- **TASK DETAILS**
Search the entries below for "about", and copy each line where it appears.

(Items listed in a dataset)
┄┄┄┄┄┄┄┄┄┄┄┄┄┄┄┄┄┄┄┄

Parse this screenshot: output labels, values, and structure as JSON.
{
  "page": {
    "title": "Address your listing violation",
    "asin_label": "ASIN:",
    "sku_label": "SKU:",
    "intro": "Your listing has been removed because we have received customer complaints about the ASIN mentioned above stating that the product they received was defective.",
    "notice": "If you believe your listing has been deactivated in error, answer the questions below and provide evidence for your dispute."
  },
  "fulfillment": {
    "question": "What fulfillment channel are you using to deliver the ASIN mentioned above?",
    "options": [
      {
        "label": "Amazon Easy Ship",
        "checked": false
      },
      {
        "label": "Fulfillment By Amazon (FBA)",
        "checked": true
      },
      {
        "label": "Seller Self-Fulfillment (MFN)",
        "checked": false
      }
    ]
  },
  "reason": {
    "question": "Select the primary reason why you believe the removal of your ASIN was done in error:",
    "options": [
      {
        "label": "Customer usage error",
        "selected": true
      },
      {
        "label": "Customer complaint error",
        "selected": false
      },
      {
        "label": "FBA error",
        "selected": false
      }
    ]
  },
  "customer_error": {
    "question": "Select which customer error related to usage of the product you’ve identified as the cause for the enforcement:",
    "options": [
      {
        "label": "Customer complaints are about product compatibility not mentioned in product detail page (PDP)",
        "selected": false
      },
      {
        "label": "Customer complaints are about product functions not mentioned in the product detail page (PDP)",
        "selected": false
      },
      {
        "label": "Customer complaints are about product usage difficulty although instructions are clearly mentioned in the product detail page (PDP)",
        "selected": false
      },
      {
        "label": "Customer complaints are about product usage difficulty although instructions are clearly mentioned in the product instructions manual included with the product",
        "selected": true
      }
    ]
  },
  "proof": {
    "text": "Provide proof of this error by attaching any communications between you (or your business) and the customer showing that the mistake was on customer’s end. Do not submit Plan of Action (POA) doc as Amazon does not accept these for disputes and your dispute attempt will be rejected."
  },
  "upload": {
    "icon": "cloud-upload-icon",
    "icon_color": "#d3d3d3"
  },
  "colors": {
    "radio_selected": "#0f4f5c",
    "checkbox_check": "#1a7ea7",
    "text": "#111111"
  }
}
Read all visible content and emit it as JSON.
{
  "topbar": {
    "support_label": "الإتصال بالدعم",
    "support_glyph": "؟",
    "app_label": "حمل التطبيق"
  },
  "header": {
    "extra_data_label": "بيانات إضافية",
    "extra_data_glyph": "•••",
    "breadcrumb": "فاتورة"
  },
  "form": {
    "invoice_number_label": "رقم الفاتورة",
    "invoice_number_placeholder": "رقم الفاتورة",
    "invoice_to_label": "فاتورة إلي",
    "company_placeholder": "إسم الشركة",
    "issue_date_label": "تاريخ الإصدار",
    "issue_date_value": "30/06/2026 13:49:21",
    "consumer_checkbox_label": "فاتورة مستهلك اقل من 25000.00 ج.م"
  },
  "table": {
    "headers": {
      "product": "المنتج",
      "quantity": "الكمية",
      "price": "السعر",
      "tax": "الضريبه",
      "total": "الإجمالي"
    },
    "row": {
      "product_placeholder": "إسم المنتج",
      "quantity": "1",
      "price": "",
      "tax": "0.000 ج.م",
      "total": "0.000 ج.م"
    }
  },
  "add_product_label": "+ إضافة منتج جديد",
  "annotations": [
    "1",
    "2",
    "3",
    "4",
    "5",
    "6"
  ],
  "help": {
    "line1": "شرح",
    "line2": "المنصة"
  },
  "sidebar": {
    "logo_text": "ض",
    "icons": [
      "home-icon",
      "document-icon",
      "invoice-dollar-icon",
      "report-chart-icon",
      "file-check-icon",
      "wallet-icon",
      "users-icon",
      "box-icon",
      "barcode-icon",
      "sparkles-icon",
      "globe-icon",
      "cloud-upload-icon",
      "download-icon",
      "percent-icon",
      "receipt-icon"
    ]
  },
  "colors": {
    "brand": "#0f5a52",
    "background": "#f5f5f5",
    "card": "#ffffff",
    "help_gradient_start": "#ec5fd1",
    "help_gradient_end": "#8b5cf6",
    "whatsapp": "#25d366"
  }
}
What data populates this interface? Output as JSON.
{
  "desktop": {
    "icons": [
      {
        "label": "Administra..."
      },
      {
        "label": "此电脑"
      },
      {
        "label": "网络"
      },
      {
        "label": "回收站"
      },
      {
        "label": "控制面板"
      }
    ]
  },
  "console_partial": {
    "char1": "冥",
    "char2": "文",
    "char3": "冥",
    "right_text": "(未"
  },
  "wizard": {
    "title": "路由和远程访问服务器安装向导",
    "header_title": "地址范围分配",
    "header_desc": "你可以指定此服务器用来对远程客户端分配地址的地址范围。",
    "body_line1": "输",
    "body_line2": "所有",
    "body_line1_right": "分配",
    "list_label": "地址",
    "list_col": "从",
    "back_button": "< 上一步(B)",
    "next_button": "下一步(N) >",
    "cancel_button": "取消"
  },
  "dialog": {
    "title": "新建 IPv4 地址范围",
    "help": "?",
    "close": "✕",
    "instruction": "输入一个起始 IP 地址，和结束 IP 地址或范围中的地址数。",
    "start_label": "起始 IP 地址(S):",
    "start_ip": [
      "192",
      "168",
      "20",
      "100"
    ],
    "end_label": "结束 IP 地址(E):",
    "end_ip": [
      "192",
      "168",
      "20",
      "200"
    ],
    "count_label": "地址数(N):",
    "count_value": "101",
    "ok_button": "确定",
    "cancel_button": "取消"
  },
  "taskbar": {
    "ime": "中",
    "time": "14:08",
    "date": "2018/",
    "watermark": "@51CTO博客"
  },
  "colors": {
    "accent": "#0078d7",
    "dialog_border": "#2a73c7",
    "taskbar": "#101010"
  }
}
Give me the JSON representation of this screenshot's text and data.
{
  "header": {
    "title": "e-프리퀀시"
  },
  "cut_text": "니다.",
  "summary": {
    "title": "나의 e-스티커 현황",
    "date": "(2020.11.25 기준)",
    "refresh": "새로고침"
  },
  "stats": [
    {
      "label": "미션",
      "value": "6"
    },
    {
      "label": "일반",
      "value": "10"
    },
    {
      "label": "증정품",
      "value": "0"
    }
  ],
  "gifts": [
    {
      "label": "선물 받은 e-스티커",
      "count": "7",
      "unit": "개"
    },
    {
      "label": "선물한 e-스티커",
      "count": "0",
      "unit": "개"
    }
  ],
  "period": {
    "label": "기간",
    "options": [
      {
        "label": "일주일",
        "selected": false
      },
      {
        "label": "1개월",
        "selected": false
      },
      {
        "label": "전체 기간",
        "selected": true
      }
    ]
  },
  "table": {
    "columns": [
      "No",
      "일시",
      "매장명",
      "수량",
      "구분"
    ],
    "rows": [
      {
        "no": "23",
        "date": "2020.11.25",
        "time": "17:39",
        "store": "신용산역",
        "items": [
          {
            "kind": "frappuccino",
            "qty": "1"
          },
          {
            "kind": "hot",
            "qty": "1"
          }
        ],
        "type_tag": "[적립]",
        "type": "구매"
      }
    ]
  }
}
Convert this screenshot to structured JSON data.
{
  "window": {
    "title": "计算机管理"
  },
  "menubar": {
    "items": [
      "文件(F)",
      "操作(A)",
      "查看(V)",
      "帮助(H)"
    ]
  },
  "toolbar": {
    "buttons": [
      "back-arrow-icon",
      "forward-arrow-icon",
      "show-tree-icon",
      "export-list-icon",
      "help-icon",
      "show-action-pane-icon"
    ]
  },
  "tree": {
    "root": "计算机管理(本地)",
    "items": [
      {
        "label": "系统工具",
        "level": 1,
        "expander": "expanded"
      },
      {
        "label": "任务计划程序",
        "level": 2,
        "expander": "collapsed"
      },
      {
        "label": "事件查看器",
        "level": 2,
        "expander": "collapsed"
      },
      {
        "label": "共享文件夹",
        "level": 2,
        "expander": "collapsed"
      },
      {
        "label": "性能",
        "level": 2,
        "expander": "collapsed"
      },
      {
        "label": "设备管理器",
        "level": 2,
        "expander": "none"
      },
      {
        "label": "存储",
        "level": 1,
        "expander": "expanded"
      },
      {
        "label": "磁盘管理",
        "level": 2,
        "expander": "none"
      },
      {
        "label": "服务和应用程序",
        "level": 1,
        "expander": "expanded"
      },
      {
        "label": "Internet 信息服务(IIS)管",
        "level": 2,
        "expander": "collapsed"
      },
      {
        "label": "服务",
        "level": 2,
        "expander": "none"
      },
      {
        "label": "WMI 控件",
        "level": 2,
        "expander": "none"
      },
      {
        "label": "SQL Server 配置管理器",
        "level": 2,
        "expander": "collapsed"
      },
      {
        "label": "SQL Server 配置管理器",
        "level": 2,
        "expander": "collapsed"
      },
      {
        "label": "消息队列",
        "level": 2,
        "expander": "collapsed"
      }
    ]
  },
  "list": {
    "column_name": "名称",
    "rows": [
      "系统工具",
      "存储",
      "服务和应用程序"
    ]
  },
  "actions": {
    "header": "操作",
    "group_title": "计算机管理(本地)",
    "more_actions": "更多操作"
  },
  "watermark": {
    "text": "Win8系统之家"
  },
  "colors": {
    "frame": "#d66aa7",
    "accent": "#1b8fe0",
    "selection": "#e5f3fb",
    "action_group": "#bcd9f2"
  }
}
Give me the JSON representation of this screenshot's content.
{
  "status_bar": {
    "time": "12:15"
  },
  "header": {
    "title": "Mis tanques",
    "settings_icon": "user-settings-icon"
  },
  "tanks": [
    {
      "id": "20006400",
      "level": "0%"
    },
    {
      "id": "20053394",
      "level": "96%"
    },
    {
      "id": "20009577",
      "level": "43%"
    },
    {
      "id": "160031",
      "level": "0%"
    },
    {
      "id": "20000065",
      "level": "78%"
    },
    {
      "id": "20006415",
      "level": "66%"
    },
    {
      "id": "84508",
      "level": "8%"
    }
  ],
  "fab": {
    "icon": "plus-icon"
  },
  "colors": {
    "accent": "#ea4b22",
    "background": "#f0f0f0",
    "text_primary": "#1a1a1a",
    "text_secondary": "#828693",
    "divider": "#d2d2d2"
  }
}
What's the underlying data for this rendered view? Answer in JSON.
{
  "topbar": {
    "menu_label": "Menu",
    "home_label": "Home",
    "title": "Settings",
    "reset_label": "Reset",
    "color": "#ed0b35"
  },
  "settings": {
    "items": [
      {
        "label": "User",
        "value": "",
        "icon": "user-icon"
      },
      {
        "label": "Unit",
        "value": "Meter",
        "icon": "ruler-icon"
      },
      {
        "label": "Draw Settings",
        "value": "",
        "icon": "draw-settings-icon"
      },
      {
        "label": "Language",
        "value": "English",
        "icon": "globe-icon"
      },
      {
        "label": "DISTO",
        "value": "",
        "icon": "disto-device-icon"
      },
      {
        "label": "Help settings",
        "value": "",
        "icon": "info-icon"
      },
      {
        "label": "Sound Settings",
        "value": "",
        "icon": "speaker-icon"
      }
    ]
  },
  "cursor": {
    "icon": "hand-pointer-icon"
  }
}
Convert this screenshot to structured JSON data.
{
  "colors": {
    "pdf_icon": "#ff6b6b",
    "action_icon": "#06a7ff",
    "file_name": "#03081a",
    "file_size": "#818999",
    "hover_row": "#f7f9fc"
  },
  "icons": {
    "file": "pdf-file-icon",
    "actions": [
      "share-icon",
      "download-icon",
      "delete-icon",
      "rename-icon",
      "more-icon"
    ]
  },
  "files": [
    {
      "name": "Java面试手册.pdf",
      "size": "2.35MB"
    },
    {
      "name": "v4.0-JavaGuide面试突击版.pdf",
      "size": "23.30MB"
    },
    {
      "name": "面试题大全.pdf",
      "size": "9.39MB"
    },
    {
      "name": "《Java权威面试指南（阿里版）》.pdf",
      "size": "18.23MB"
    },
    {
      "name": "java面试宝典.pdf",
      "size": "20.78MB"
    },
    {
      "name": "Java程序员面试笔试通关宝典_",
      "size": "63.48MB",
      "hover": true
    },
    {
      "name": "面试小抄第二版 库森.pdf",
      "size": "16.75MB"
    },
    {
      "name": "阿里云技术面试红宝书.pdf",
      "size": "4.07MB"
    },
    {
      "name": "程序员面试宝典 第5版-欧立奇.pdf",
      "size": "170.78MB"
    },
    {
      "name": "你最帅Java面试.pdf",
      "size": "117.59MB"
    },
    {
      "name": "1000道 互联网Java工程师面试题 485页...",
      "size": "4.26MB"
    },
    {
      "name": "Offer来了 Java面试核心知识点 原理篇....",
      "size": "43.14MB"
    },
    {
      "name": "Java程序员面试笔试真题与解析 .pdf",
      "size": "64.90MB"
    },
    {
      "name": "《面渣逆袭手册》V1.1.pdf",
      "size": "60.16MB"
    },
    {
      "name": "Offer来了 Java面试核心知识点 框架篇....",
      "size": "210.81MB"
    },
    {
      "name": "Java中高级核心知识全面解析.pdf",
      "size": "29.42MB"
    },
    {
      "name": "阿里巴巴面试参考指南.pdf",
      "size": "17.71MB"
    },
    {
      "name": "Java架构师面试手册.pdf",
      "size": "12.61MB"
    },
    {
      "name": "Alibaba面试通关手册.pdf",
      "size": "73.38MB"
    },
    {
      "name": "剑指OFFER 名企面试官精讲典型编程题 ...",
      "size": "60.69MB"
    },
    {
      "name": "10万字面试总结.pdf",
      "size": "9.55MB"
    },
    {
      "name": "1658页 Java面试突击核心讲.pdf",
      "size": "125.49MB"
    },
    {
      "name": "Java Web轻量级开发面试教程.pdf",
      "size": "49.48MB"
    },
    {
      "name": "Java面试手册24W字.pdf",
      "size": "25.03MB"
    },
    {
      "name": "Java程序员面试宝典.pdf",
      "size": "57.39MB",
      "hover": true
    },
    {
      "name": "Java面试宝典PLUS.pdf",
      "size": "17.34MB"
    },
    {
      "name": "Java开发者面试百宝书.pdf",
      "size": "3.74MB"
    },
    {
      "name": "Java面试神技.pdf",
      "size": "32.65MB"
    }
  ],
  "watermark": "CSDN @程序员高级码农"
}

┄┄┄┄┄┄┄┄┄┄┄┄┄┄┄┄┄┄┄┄

- **RESULT FOR THIS TASK**
    "intro": "Your listing has been removed because we have received customer complaints about the ASIN mentioned above stating that the product they received was defective.",
        "label": "Customer complaints are about product compatibility not mentioned in product detail page (PDP)",
        "label": "Customer complaints are about product functions not mentioned in the product detail page (PDP)",
        "label": "Customer complaints are about product usage difficulty although instructions are clearly mentioned in the product detail page (PDP)",
        "label": "Customer complaints are about product usage difficulty although instructions are clearly mentioned in the product instructions manual included with the product",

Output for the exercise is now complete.